Philada May 10. 1824
I did not intend to have troubled you again so soon when last I had the pleasure of writing to you on the 17th of April in acknowlegement of your kind favor of the 10th of that month—I send this letter at a venture & merely to take the chance of finding you before you set out on your journey south—Here is the cause of it.
I learned last evening from a son of Judge Peters, that his father has just recieved a letter from la fayette, written after the elections were over—I have always supposed if he lost his election he would accept the invitation of Congress, & “of not, not”—Had he been elected he would certainly not have quit his post; as being a post of danger he would have regarded it as a post of honor assigned to him. There is now little doubt I think that he will cross the sea on board of the Constitution; which vessel, I understand, was to recieve the orders of Mr Brown, when relieved by the Cyane—When la fayette wrote to Judge Peters, he was only waiting to see Mr Brown, in order to take his determination—

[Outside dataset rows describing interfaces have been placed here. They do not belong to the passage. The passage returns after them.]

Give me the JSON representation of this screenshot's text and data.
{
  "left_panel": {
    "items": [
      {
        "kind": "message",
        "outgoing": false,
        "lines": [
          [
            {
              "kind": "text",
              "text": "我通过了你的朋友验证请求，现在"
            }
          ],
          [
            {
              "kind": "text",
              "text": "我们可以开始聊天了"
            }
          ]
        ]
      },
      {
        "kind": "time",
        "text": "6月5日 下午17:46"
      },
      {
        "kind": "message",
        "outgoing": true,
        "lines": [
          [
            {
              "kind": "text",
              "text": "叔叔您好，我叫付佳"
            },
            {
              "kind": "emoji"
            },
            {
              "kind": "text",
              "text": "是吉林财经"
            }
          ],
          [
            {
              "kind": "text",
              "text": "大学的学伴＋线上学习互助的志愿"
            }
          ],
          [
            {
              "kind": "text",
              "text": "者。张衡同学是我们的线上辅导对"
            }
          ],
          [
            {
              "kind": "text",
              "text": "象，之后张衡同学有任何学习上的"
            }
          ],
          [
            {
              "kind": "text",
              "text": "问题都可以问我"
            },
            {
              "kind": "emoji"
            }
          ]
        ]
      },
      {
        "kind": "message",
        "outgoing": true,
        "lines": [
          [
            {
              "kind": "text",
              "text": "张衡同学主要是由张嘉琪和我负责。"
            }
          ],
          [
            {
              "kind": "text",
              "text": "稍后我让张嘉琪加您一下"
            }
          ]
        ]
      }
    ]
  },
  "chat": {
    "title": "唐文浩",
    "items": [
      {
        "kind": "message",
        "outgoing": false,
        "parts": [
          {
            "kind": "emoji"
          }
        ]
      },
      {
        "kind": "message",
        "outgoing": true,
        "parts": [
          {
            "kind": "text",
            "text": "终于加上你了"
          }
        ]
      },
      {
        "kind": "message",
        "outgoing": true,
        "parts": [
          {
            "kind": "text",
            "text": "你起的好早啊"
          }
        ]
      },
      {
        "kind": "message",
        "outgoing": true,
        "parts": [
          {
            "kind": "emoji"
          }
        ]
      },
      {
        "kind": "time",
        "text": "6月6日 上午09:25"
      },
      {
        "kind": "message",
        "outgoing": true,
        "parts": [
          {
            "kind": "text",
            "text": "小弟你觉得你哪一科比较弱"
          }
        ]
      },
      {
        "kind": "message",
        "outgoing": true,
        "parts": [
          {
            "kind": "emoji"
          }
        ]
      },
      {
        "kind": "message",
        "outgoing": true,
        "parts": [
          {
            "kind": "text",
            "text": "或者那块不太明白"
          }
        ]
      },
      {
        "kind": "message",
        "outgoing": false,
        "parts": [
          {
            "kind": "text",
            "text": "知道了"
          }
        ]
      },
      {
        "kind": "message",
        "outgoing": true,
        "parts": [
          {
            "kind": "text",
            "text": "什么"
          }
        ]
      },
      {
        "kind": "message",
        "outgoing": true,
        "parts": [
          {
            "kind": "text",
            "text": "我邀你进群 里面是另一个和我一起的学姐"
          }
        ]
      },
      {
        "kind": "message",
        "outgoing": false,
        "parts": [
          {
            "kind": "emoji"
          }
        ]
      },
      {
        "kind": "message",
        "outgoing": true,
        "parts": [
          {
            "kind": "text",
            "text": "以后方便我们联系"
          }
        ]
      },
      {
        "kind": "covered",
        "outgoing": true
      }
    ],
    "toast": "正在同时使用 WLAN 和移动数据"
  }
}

Now knowing the pecuniary situation of la fayette, it occurs to me that this fine flourish & compliment of Congress will be but a mauvaise, pleasureterie if it should end in merely giving him a transport to this country, without adding the means of paying has expences whilst here—I do not enough of the dispositions of our per diem gentlemen to know whether there would be any way of inducing them to make their compliment effective towards this amiable & worthy man—If it were possible it is much to be desired that they should take this step before his arrival. You know him as well as I do, & you know Congress much better—I hasten therefore merely to submit this idea to you, that if you approve it, & think it will be more delicate for him that this move should be made before his arrival than afterwards, you into consideration the best mode of giving it effect—A suggestion from you to some member of influence in the house it seems to me would be more likely than any other to succeed, but when I speak of that body it is like a blind man speaking of colors—
If I could venture to suggest any thing it would be that the U. S. should vote him by acclamation $5000. ann during his life—And it would be worthy of these representatives to do this for them—And if they wish to laugh at those who now persecute & expel this real friend to liberty & no less friend to America, they could not do it in a way that they would feel more sensibly—Excuse this interruption if you please—Use the suggestion or not as may seem best in your eyes—I count on the pleasure of seeing you in July & renewing to you viva voce the assurances of all those sentiments with which I am, dear Sir, devotedly yours
DLC: Papers of Thomas Jefferson.